Boy do they. I totally agree with Romanowski’s concept. A discussion on euthanasia and the Scriptural value of the sanctity of life is natural after seeing “Million Dollar Baby.” I am not sure I would seek to place geopolitics and oil into my spiritual basket but most of his examples are intriguing.
Representatives of evangelical groups said they resisted boycotting “Brokeback Mountain” only because they did not want to draw attention to the critically acclaimed film about gay love. And evangelicals are divided over “End of the Spear”, an evangelical production based on a real-life missionary story. Some leaders are encouraging people to see this film about forgiveness, while others are campaigning against it because it stars an openly gay actor.
And that is the enigma of us. What is the classic line from the cartoon Pogo? “We have met the enemy…and it is us.” Evangelicals don’t want to call attention to one movie but they hurt another good and valuable movie (End of the Spear) and in the process call even more attention to the issue in a way that further alienates the church from gay men and women seeking truth.
So what do evangelicals want from Hollywood anyway? Help converting the masses? If so, movies don’t seem as if they’re the most effective forum. Despite all the evangelistic hype for The Passion, a survey by The Barna Group showed that less than one-tenth of 1% of those who saw the movie accepted Jesus Christ as their savior as a result of seeing the film. Likewise, don’t expect a jump in the size of the gay population because of Brokeback Mountain, however much it might foster the national conversation. Only when evangelicals agree to look at Hollywood not just as an evangelistic tool, or a harmless entertainment provider, but also as an important participant in cultural discourse will they understand that as a major share of the movie market, they are in a position to shape that vital discussion.

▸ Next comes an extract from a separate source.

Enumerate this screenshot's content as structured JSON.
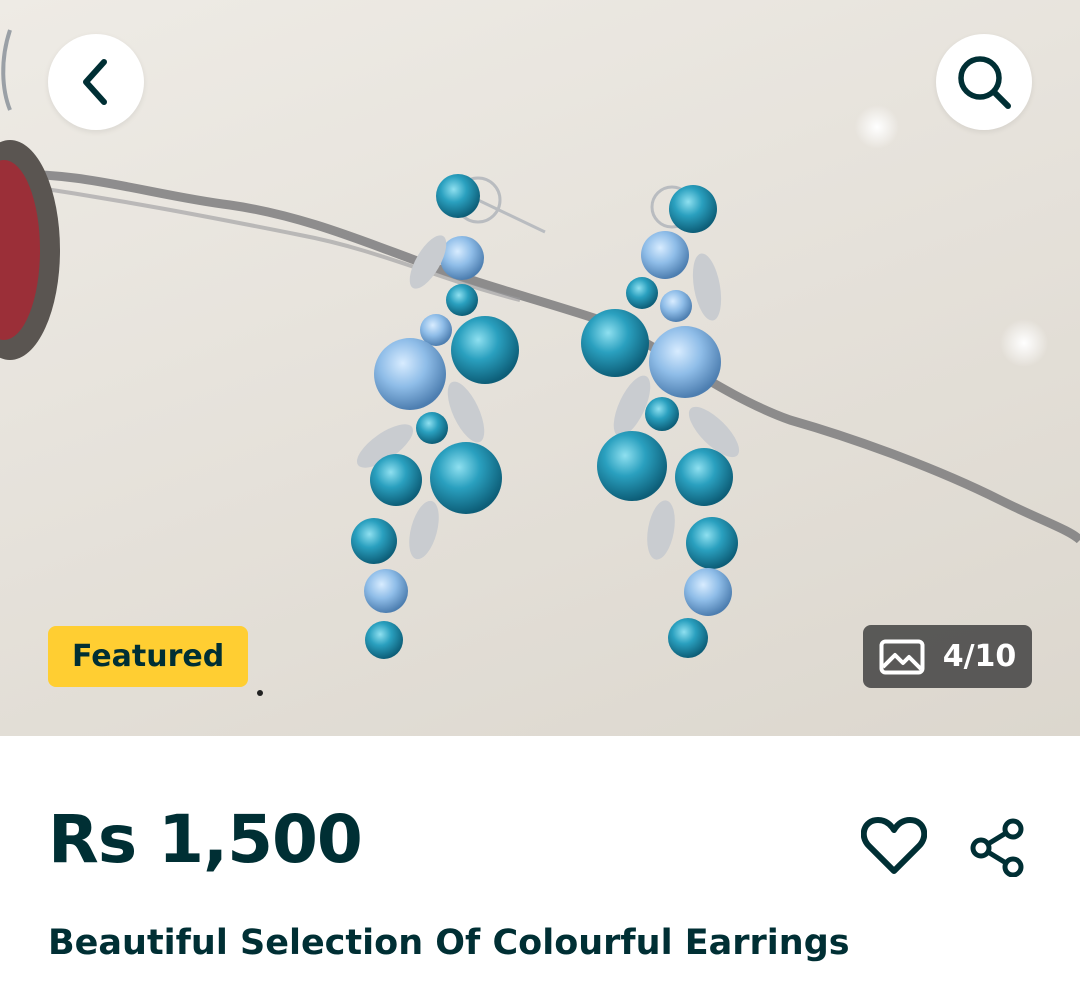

Hollywood, like it or not, reflects where culture is heading. So climb out of the comfort bunker and get in the battle. Engage the culture by looking for the spiritual aspect of movies and then discussing. Evangelism is a process. In baseball parlance I was taught in my early Christian experience that we must be closers. But the truth is that sometimes we are starters (planting a seed of interest). Sometimes we are middle relievers (watering that growing interest) and sometimes we are closers. Every part of the process is sacred and wisely using the opportunities presented by movies and culture makes sense. Kudos to William Romanowski at Calvin College. A voice of reason in the cultural desert is like a cool refreshing drink. Paul had a good challenge to the Church at Corinth to put a wrap on this discussion.
I have voluntarily become a servant to any and all in order to reach a wide range of people: religious, nonreligious, meticulous moralists, loose-living immoralists, the defeated, the demoralized–whoever. I didn’t take on their way of life. I kept my bearings in Christ–but I entered their world and tried to experience things from their point of view. I’ve become just about every sort of servant there is in my attempts to lead those I meet into a God-saved life. I did all this because of the Message. I didn’t just want to talk about it; I wanted to be in on it! I Cor 9, The Message
Let’s jump in the arena and be in on it. It might even be fun!